Originally posted by FabianFnas One box only, and 1 dozen identical pairs of shoes, all of them in the same box.
It's dark (as in a coal mine) and I pick up x number of shoes. What is x in order to be sure that I pick up a pair that I can use for my daily promenade?

No loophole and one box only. How many shoes do I need to pick up?

Ah my mistake, I meant 7 shoes when i said 7 boxes, however, if you have 12 pairs (my mistake again 😳) instead of 12 shoes, then n = 24 so you would then require 13 shoes to make a pair.

Originally posted by Meadows Ah my mistake, I meant 7 shoes when i said 7 boxes, however, if you have 12 pairs (my mistake again 😳) instead of 12 shoes, then n = 24 so you would then require 13 shoes to make a pair.

I hope.

Now you got it right.
13 shoes and at least one of the is a left shoe, and 1 of them is a right shoe.

The socks problem again: In the original problem there were two colours of socks, white and black.
In my box of socks there are three colours: black, white, and red.
How many have I to take up from the box in order to have two socks in the same colour?

Originally posted by FabianFnas Now you got it right.
13 shoes and at least one of the is a left shoe, and 1 of them is a right shoe.

The socks problem again: In the original problem there were two colours of socks, white and black.
In my box of socks there are three colours: black, white, and red.
How many have I to take up from the box in order to have two socks in the same colour?

Presumably 4, Worst case, you'll get 1 of each and the 4th one will match one of the first 3.

Originally posted by Meadows Presumably 4, Worst case, you'll get 1 of each and the 4th one will match one of the first 3.

So in the socks problem, can you produce a formula f(n) = number of socks you have to pick in order to have a pair, depending of number n of colours of the socks?

Say that you have to pick socks for you *and* your wife/husband from a box with n number of colours, how many socks do you need to pick in order to satisfie both you and your wife/husband at the same time?

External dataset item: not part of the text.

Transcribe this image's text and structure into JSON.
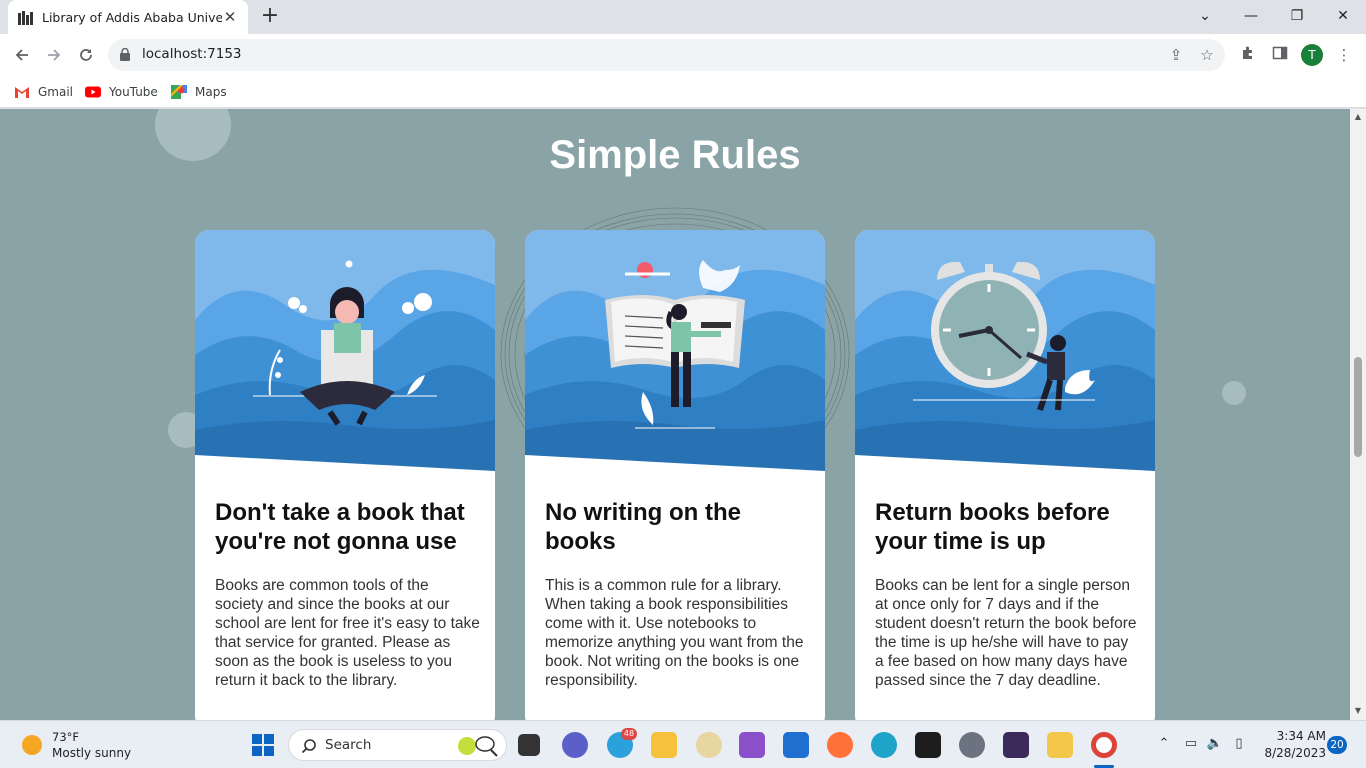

How do you change the formula to include her/him?

So in the socks problem, can you produce a formula f(n) = number of socks you have to pick in order to have a pair, depending of number n of colours of the socks?

f(n) = n + 1

Say that you have to pick socks for you *and* your wife/husband from a box with n number of colours, how many socks do you need to pick in order to satisfie both you and your wife/husband at the same time? How do you change the formula to include her/him?

sounds to me like 13 shoes are needed to guarantee a pair, since it is possible to unluckily choose all 12 of the "left" shoes and thus not make a matching pair until you pick one more. unlike the black/white sock scenario, in this one a "left and a left" (analogous to choosing a "black and a black" or a "white and a white" in the previous problem) does NOT constitute a pair. so you are required to choose enough shoes to guarantee at least one right to go with your 12 lefts (WLOG of course, since the reasoning can be switched around as "one left to go with your 12 rights." )

EDIT: i just realized that there was a second page of posts, and clearly this question was already answered. now onto your next question: Say that you have to pick socks for you *and* your wife/husband from a box with n number of colours, how many socks do you need to pick in order to satisfy both you and your wife/husband at the same time?

this is a trick question, since women are never satisfied. (an alternate, and equally funny, response is: "if i knew how to satisfy both myself and my wife at the same time, i'd be a happily married man." 🙂 )

Originally posted by phil3000 In my drawer i have ten black socks and ten white socks , i am going out to a party so i need a fresh pair of socks ,as i open the drawer the bulb blows and i can,t see a thing , because i am in a rush to get to the party i stick my hand in and scoop up some socks . what is the minimum amount of socks i can get out to have a matching pair?

I think if I sock you six times you'll give me the answer.

Originally posted by greenpawn34 Same scenario as the socks and the gloves - but this
time you have two complete chess genuine Staunton chess
sets laying loose in the drawer.

How many pawns and pieces do you have to take out
to ensure you can have one full set and enough for a game.

if you can't tell the difference between pawns/pieces by touch, i think you need to take out 63 pieces in case the last two are both the same single piece (make sure they're not both black/white queen/king) because that would require you to pick pieces down to the last two

Originally posted by greenpawn34 Should of made that clear.

You can tell the difference between the pawns and the pieces.

well then you need at least 24 pawns (worst case would be 16 in a row of a single color followed by 8 of the other color), and 31 pieces (again to account for the worst case in which the last two are unique pieces: a queen or a king of the same color) ... so total is 55 needed out of the 64, so long as you can determine the difference between a "piece" and a "pawn" by touch